U.S. Court of Appeals For The First Circuit: "This Case Does Not Come To Us As A Stranger." Despite numerous challenges to the buffer zone law, it has been repeatedly upheld as constitutional by the First Circuit Court of Appeals. In its most recent decision upholding the legality of buffer zones around health center entrances, the court reiterated that, although the law places some restrictions on speech by moving protestors farther down the public sidewalk, "a diminution in the amount of speech, in and of itself, does not translate into unconstitutionality":
This case does not come to us as a stranger. At the turn of the century, the Massachusetts legislature passed a law that created fixed and floating buffer zones around abortion clinics. We rejected serial challenges to the constitutionality of that law.
The plaintiffs again appeal. They advance a salmagundi of arguments, old and new, some of which are couched in a creative recalibration of First Amendment principles.

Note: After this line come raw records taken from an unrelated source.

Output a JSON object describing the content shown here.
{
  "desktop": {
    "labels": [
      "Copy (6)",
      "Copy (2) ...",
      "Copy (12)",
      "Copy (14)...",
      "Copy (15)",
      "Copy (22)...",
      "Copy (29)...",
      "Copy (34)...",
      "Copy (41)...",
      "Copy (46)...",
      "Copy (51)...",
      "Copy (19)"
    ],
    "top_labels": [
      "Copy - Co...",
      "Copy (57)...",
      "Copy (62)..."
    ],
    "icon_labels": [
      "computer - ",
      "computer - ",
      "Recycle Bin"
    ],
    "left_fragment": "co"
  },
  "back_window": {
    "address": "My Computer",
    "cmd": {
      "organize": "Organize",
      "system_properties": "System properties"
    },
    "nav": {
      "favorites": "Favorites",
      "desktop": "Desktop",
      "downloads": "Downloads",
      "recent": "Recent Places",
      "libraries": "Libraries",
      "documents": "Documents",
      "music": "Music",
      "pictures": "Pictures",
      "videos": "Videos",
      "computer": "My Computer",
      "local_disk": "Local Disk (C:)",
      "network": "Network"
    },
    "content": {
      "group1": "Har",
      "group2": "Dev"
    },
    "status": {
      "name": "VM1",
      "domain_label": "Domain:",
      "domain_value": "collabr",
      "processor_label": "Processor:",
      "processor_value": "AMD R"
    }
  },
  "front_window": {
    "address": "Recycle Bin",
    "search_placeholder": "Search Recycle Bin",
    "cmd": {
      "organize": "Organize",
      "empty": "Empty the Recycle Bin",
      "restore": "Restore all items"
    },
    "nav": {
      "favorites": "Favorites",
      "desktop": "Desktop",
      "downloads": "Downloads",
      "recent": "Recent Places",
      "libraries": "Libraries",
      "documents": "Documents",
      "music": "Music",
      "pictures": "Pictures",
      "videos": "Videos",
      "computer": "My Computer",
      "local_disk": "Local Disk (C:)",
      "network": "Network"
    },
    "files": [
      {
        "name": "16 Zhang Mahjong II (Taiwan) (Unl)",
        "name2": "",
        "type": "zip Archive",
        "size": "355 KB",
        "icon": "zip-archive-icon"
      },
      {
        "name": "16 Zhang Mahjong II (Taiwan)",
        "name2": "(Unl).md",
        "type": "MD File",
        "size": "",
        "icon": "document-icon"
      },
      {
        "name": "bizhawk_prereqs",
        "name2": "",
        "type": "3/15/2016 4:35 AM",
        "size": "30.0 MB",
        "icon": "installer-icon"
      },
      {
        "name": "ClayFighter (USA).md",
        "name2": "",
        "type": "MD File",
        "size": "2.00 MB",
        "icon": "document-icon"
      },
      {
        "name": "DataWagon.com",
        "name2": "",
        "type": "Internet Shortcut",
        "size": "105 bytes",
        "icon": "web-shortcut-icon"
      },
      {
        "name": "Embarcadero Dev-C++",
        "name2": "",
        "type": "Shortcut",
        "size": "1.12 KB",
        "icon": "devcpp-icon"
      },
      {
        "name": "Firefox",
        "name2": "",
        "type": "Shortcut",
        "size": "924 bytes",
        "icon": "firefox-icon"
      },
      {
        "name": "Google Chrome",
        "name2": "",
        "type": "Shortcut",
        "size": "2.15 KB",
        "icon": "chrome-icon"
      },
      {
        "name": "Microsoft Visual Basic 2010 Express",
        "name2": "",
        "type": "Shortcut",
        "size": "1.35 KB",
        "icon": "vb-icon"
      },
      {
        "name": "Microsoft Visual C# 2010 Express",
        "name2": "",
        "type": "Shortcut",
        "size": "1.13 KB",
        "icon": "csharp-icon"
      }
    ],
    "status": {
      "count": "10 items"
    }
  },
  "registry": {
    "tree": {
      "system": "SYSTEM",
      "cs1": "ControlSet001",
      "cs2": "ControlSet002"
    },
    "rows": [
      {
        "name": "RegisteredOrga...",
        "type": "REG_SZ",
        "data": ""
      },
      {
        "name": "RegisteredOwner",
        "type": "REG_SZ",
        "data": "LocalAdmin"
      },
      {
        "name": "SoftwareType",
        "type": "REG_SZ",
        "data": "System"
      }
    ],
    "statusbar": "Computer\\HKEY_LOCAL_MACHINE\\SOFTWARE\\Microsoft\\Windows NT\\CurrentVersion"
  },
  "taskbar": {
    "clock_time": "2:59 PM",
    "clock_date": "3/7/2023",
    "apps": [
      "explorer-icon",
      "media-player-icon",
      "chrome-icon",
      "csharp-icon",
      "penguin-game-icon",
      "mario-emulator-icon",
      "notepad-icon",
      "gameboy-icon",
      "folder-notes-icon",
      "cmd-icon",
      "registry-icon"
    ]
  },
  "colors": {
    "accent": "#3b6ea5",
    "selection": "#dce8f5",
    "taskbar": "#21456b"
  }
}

Few subjects have proven more controversial in modern times than the issue of abortion. The nation is sharply divided about the morality of the practice and its place in a caring society. But the right of the state to take reasonable steps to ensure the safe passage of persons wishing to enter healthcare facilities cannot seriously be questioned. The Massachusetts statute at issue here is a content-neutral, narrowly tailored time-place-manner regulation that protects the rights of prospective patients and clinic employees without offending the First Amendment rights of others.
In the context of abortion-related demonstrations, the Supreme Court has specifically recognized the interest of clinic patients [in the 2000 case of Hill v. Colorado] both "in avoiding unwanted communication" and "pass[ing] without obstruction." Consistent with this interest, the First Amendment does not compel prospective patients seeking to enter an abortion clinic to make any special effort to expose themselves to the cacophony of political protests. Nor does it guarantee to the plaintiffs the same quantum of communication that would exist in the total absence of regulation. A diminution in the amount of speech, in and of itself, does not translate into unconstitutionality. So long as adequate alternative means of communication exist, no more is constitutionally exigible. [Bloomberg Law, 1/9/13]